- _Work instructions_
Look through the lines below; wherever the word "name" appears, copy that line.

- _Provided material_
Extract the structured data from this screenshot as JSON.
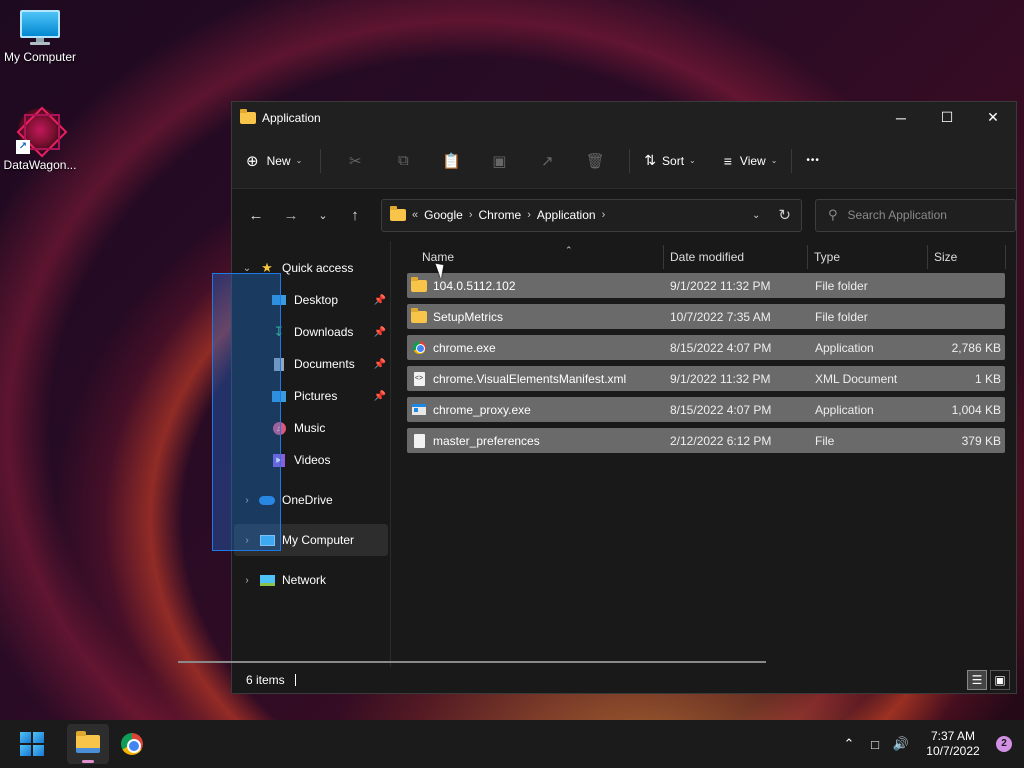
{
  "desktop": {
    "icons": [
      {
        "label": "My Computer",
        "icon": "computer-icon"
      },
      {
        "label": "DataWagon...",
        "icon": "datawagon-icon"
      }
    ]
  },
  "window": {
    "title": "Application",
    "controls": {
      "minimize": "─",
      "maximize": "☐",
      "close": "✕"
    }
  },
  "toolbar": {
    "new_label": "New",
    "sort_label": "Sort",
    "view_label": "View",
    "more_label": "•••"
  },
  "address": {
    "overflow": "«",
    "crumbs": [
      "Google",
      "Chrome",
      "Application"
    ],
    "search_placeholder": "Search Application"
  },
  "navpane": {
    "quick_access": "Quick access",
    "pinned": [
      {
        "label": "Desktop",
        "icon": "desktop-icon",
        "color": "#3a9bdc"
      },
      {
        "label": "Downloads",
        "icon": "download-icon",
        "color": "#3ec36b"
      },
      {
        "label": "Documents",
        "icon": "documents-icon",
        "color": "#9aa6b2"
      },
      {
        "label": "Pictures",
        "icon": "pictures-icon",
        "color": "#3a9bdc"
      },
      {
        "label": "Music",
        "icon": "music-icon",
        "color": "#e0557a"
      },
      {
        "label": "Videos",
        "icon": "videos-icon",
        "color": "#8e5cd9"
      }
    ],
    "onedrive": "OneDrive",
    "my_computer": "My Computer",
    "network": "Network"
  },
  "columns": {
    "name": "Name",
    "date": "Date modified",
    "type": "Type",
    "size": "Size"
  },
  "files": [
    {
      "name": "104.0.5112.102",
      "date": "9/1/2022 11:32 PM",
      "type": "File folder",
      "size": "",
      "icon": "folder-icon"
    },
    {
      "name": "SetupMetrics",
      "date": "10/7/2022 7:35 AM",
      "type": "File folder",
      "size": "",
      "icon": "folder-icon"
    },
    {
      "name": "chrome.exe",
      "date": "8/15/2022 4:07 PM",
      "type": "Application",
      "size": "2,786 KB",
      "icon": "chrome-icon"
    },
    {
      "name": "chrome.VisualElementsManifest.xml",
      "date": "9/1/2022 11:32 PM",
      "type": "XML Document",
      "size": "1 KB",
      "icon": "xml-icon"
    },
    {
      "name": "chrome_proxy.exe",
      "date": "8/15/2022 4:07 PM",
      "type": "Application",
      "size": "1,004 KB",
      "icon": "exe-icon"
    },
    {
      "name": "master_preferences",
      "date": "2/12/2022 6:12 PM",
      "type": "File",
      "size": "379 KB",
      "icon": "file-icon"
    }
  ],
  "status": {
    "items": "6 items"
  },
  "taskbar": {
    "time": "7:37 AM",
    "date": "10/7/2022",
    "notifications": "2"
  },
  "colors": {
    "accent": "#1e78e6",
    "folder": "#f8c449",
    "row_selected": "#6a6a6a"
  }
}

- _Solution for this exercise_
    "name": "Name",
      "name": "104.0.5112.102",
      "name": "SetupMetrics",
      "name": "chrome.exe",
      "name": "chrome.VisualElementsManifest.xml",
      "name": "chrome_proxy.exe",
      "name": "master_preferences",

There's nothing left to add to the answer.